During her admission, she had a persistent, high-grade fever, with a maximum temperature of 103.6° F. Her respiratory status continued to worsen, with tachypnea and hypoxia requiring increasing oxygen supplementation. Her laboratory test demonstrated leukopenia, bandemia, thrombocytopenia, transaminasemia and declining renal function. She was noted to have a discordance between her erythrocyte sedimentation rate (ESR) and C-reactive protein (CRP), and tests for infectious etiologies, including viral hepatitis, human immunodeficiency virus and parvovirus were all negative.
She was treated empirically with 500 mg of intravenous methylprednisolone to address the possibility that she was experiencing a relapse of her underlying rheumatic disease, and she was transferred to our center for rheumatology input.
Upon arrival, she was noted to have a persistent fever and respiratory distress; she was tachypneic and was using accessory muscles despite high-flow oxygen therapy. She was subsequently intubated for respiratory failure.
A repeat chest X-ray showed worsening bilateral pulmonary infiltrates, and she was restarted on vancomycin, cefepime and doxycycline. She was also given pulse-dose methylprednisolone 1 gm daily for three days.
Further laboratory testing (see Table 2, below) again showed discordance between her ESR and CRP, prompting the consideration of alternative diagnoses to sepsis and vasculitis. Bronchoalveolar lavage failed to demonstrate evidence of diffuse alveolar hemorrhage (DAH), infection or malignancy. She subsequently developed altered mental status, which was not felt to be due to infection or non-convulsive status epilepticus.
|LAB COMPONENT||day 3|
|Sodium (135–145 MMol/L)||139 MMol/L|
|BUN (6–20 mg/dL)||31 mg/dL (H )|
|Creatinine (0.5–1.2 mg/dL)||1.99 mg/dL (H)|
|AST (10–42 IU/L)||626 IU/L (H)|
|ALT (10–60 IU/L)||245 IU/L (H)|
|ALP (42–121 IU/L)||175 IU/L (H)|
|WBC (4.0–10.5 K/uL)||4.6 K/uL|
|Hemoglobin (12.0–16.0 g/dL )||11.5 g/dL (L)|
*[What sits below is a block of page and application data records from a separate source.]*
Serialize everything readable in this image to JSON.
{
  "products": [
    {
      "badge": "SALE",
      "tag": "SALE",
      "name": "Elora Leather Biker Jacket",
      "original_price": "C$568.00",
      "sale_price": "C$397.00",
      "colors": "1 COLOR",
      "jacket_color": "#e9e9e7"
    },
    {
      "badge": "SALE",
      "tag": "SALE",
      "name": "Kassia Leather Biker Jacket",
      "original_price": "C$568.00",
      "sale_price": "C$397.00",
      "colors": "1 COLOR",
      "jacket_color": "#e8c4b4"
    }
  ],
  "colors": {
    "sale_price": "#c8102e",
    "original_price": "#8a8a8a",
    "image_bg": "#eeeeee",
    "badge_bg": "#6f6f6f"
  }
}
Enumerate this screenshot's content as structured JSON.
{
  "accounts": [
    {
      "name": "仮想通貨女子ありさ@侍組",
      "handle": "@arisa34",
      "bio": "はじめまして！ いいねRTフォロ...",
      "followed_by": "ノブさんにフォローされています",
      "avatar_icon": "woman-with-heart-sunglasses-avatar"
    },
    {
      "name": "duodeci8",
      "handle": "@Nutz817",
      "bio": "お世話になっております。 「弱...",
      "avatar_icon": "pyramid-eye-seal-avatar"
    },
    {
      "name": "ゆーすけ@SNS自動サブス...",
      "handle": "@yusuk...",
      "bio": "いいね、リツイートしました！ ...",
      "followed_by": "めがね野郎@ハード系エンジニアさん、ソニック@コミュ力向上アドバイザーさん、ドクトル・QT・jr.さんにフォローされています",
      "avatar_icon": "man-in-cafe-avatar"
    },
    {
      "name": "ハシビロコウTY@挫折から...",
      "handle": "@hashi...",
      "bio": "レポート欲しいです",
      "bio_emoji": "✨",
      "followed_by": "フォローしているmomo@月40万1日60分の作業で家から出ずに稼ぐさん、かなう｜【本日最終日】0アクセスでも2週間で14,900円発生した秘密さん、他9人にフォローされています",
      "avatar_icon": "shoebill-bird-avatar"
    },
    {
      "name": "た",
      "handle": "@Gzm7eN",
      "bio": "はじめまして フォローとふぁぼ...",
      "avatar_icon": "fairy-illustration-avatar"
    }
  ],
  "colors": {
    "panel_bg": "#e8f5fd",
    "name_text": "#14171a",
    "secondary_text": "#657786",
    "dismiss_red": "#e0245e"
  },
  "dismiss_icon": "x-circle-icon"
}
|Hematocrit (36–46%)||31.7% (L)|
|Platelets (130–400 K/uL)||50,000 K/uL (L)|
|ESR (0–30 mm/HR)||5 mm/HR|
|CRP (<1.0 mg/dL)||14.9 mg/dL (H)|
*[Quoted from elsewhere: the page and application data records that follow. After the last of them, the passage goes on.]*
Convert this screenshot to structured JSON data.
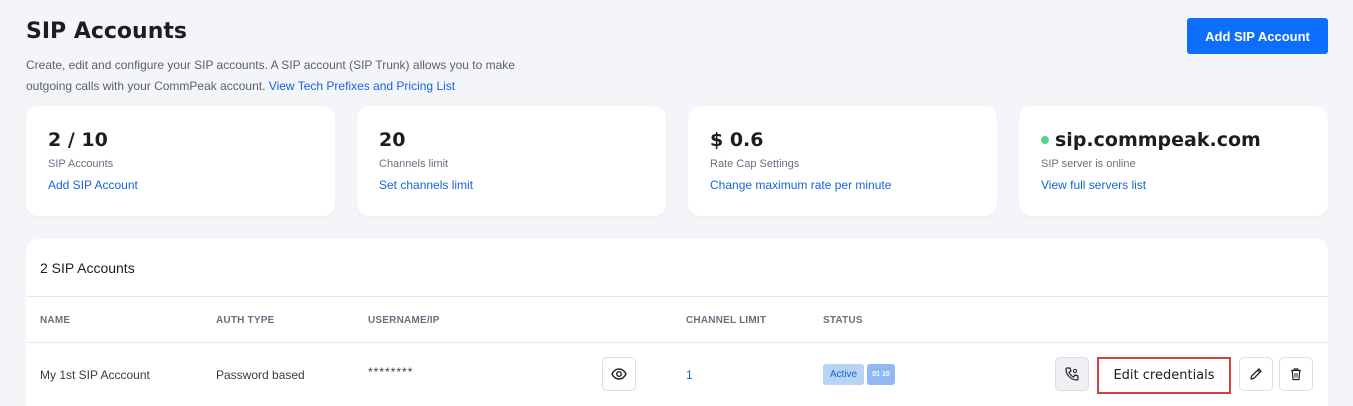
{
  "header": {
    "title": "SIP Accounts",
    "description": "Create, edit and configure your SIP accounts. A SIP account (SIP Trunk) allows you to make outgoing calls with your CommPeak account.",
    "description_link": "View Tech Prefixes and Pricing List",
    "add_button": "Add SIP Account"
  },
  "cards": [
    {
      "value": "2 / 10",
      "label": "SIP Accounts",
      "link": "Add SIP Account"
    },
    {
      "value": "20",
      "label": "Channels limit",
      "link": "Set channels limit"
    },
    {
      "value": "$ 0.6",
      "label": "Rate Cap Settings",
      "link": "Change maximum rate per minute"
    },
    {
      "value": "sip.commpeak.com",
      "label": "SIP server is online",
      "link": "View full servers list",
      "status_color": "#55d38a"
    }
  ],
  "table": {
    "title": "2 SIP Accounts",
    "columns": [
      "NAME",
      "AUTH TYPE",
      "USERNAME/IP",
      "CHANNEL LIMIT",
      "STATUS"
    ],
    "rows": [
      {
        "name": "My 1st SIP Acccount",
        "auth_type": "Password based",
        "username": "********",
        "channel_limit": "1",
        "status": "Active",
        "status_icon_text": "01 10",
        "edit_credentials": "Edit credentials"
      }
    ]
  },
  "icons": [
    "eye-icon",
    "phone-settings-icon",
    "pencil-icon",
    "trash-icon",
    "binary-icon"
  ],
  "colors": {
    "primary": "#0d6efd",
    "link": "#1565d8",
    "online": "#55d38a",
    "highlight": "#d9433f",
    "badge_bg": "#b9d3f5",
    "badge_text": "#1565d8"
  }
}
|LDH (135–214 IU/L)||2010 IU/L (H)|
|Ferritin (13–150 ng/mL)||54,059 ng/mL (H)|
|Triglycerides (<150 mg/dL)||638 mg/dL (H)|
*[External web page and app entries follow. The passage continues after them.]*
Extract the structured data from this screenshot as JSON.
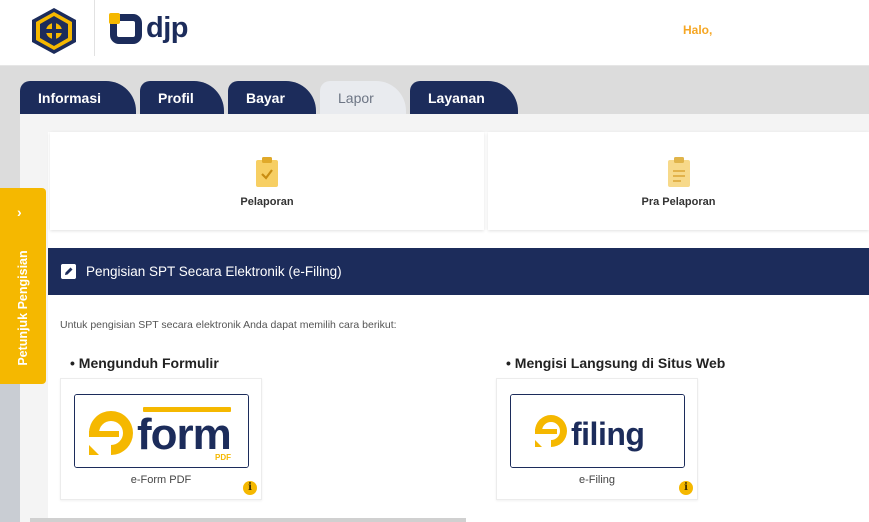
{
  "header": {
    "brand": "djp",
    "greeting": "Halo,"
  },
  "tabs": [
    {
      "label": "Informasi",
      "active": false
    },
    {
      "label": "Profil",
      "active": false
    },
    {
      "label": "Bayar",
      "active": false
    },
    {
      "label": "Lapor",
      "active": true
    },
    {
      "label": "Layanan",
      "active": false
    }
  ],
  "cards": [
    {
      "label": "Pelaporan",
      "icon": "clipboard-check-icon"
    },
    {
      "label": "Pra Pelaporan",
      "icon": "clipboard-list-icon"
    }
  ],
  "section": {
    "title": "Pengisian SPT Secara Elektronik (e-Filing)",
    "intro": "Untuk pengisian SPT secara elektronik Anda dapat memilih cara berikut:"
  },
  "options": [
    {
      "title": "• Mengunduh Formulir",
      "logo_text": "form",
      "logo_sub": "PDF",
      "caption": "e-Form PDF"
    },
    {
      "title": "• Mengisi Langsung di Situs Web",
      "logo_text": "filing",
      "caption": "e-Filing"
    }
  ],
  "side_tab": {
    "label": "Petunjuk Pengisian",
    "chevron": "›"
  },
  "colors": {
    "navy": "#1c2c5b",
    "accent": "#f5b800",
    "greeting": "#f5a623"
  }
}
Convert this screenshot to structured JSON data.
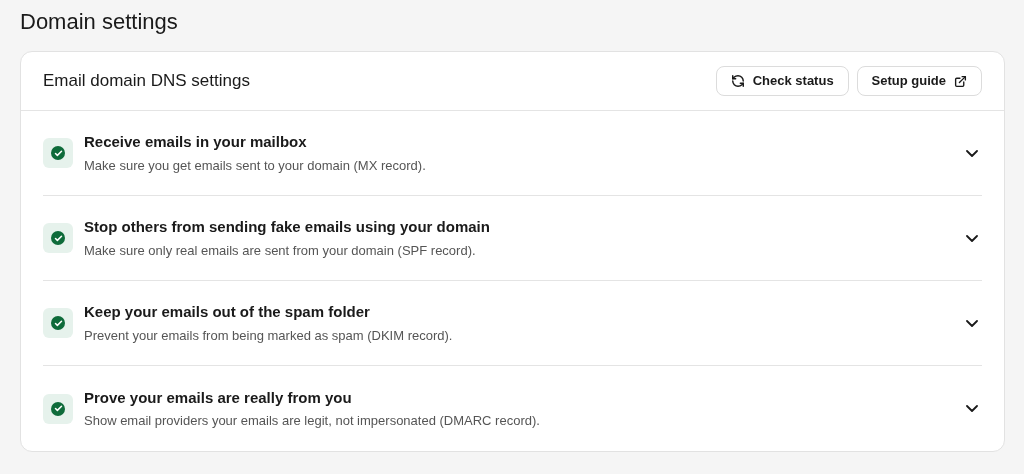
{
  "page_title": "Domain settings",
  "card": {
    "title": "Email domain DNS settings",
    "buttons": [
      {
        "label": "Check status",
        "kind": "refresh"
      },
      {
        "label": "Setup guide",
        "kind": "external"
      }
    ]
  },
  "items": [
    {
      "title": "Receive emails in your mailbox",
      "description": "Make sure you get emails sent to your domain (MX record).",
      "verified": true,
      "expanded": false
    },
    {
      "title": "Stop others from sending fake emails using your domain",
      "description": "Make sure only real emails are sent from your domain (SPF record).",
      "verified": true,
      "expanded": false
    },
    {
      "title": "Keep your emails out of the spam folder",
      "description": "Prevent your emails from being marked as spam (DKIM record).",
      "verified": true,
      "expanded": false
    },
    {
      "title": "Prove your emails are really from you",
      "description": "Show email providers your emails are legit, not impersonated (DMARC record).",
      "verified": true,
      "expanded": false
    }
  ]
}
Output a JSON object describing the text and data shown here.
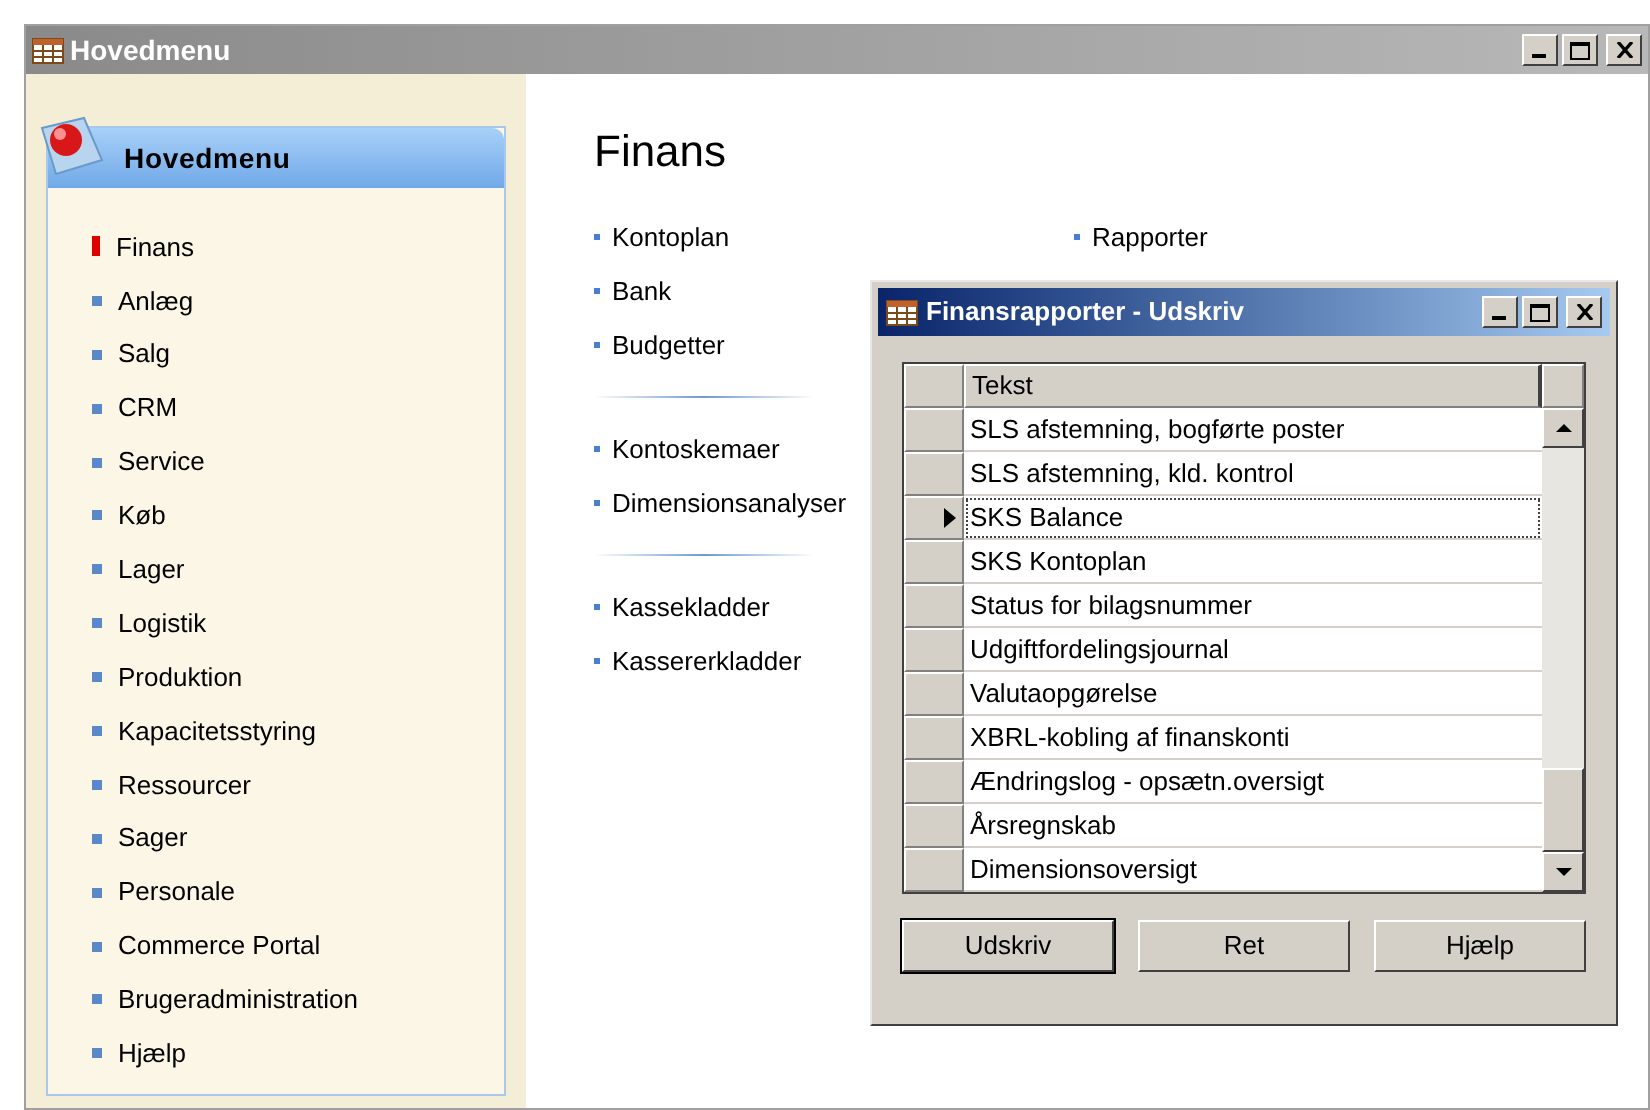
{
  "window": {
    "title": "Hovedmenu"
  },
  "sidebar": {
    "title": "Hovedmenu",
    "items": [
      {
        "label": "Finans",
        "selected": true
      },
      {
        "label": "Anlæg",
        "selected": false
      },
      {
        "label": "Salg",
        "selected": false
      },
      {
        "label": "CRM",
        "selected": false
      },
      {
        "label": "Service",
        "selected": false
      },
      {
        "label": "Køb",
        "selected": false
      },
      {
        "label": "Lager",
        "selected": false
      },
      {
        "label": "Logistik",
        "selected": false
      },
      {
        "label": "Produktion",
        "selected": false
      },
      {
        "label": "Kapacitetsstyring",
        "selected": false
      },
      {
        "label": "Ressourcer",
        "selected": false
      },
      {
        "label": "Sager",
        "selected": false
      },
      {
        "label": "Personale",
        "selected": false
      },
      {
        "label": "Commerce Portal",
        "selected": false
      },
      {
        "label": "Brugeradministration",
        "selected": false
      },
      {
        "label": "Hjælp",
        "selected": false
      }
    ]
  },
  "content": {
    "heading": "Finans",
    "columns": [
      {
        "groups": [
          {
            "links": [
              "Kontoplan",
              "Bank",
              "Budgetter"
            ]
          },
          {
            "links": [
              "Kontoskemaer",
              "Dimensionsanalyser"
            ]
          },
          {
            "links": [
              "Kassekladder",
              "Kassererkladder"
            ]
          }
        ]
      },
      {
        "groups": [
          {
            "links": [
              "Rapporter"
            ]
          }
        ]
      }
    ]
  },
  "dialog": {
    "title": "Finansrapporter - Udskriv",
    "table": {
      "columns": [
        "Tekst"
      ],
      "rows": [
        {
          "text": "SLS afstemning, bogførte poster",
          "selected": false
        },
        {
          "text": "SLS afstemning, kld. kontrol",
          "selected": false
        },
        {
          "text": "SKS Balance",
          "selected": true
        },
        {
          "text": "SKS Kontoplan",
          "selected": false
        },
        {
          "text": "Status for bilagsnummer",
          "selected": false
        },
        {
          "text": "Udgiftfordelingsjournal",
          "selected": false
        },
        {
          "text": "Valutaopgørelse",
          "selected": false
        },
        {
          "text": "XBRL-kobling af finanskonti",
          "selected": false
        },
        {
          "text": "Ændringslog - opsætn.oversigt",
          "selected": false
        },
        {
          "text": "Årsregnskab",
          "selected": false
        },
        {
          "text": "Dimensionsoversigt",
          "selected": false
        }
      ]
    },
    "buttons": [
      {
        "label": "Udskriv",
        "default": true
      },
      {
        "label": "Ret",
        "default": false
      },
      {
        "label": "Hjælp",
        "default": false
      }
    ]
  }
}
|Fibrinogen (204–475 mg/dL)||199 mg/dL (L)|
|ANCA screen (C-ANCA and P-ANCA titer)||Negative|
|Rheumatoid factor||<14 IU/mL|
|Ribosomal protein||<1.0 NEG AI|
|Anti-DNA, native double strand||<1 IU/mL|
|Sm/RNP||<1.0 NEG AI|
|Scleroderma (SCL-70)||<1.0 NEG AI|
|Sjögren’s antibody SSA||<1.0 NEG AI|
|Sjögren’s antibody SSB||<1.0 NEG AI|
|Anti-Smith antibody||<1.0 NEG AI|
|Anti-centromere B antibody||<1.0 NEG AI|
|Anti Jo-1 antibody||<1.0 NEG AI|
|Anti-Streptolysin O||<50 Ref: <200 IU/mL|
|CCP Ab IgG||77 H, Ref: strong positive >59|
|Complement C3||70 L, Ref: 90–180 mg/dL|
|Complement C4||32.8, Ref: 10–40 mg/dL|
|Thyroid peroxidase (TPO) Ab||<1, Ref: <9 IU/mL|
A bone marrow biopsy was obtained and demonstrated a clonal T cell population, with megakaryocytic hyperplasia and rare hemophagocytosis (see Figure 1, opposite). Serum soluble interleukin (IL) 2 receptor (IL-2R) levels were elevated at 10,219 pg/mL (reference range 532–1,891 pg/mL).
A diagnosis of HLH was made, and the antibiotics were stopped. The patient was subsequently treated with 112.5 mg/m2 etoposide (corrected based on renal function) twice weekly for two weeks and 20 mg of intravenous dexamethasone daily for two weeks, after which she gradually improved. She was subsequently extubated, with improvement in mental status, although she still has some memory issues.
She was eventually discharged to a subacute facility for inpatient rehabilitation, where she received 112.5 mg/m2 etoposide weekly for three weeks and 150 mg/m2 of etoposide (corrected based on renal function) weekly for three weeks. She also received dexamethasone, which was tapered from 10 mg daily for two weeks to 5 mg daily for two weeks to 2.5 mg daily for two weeks to 1.25 mg daily for one week, before being discontinued.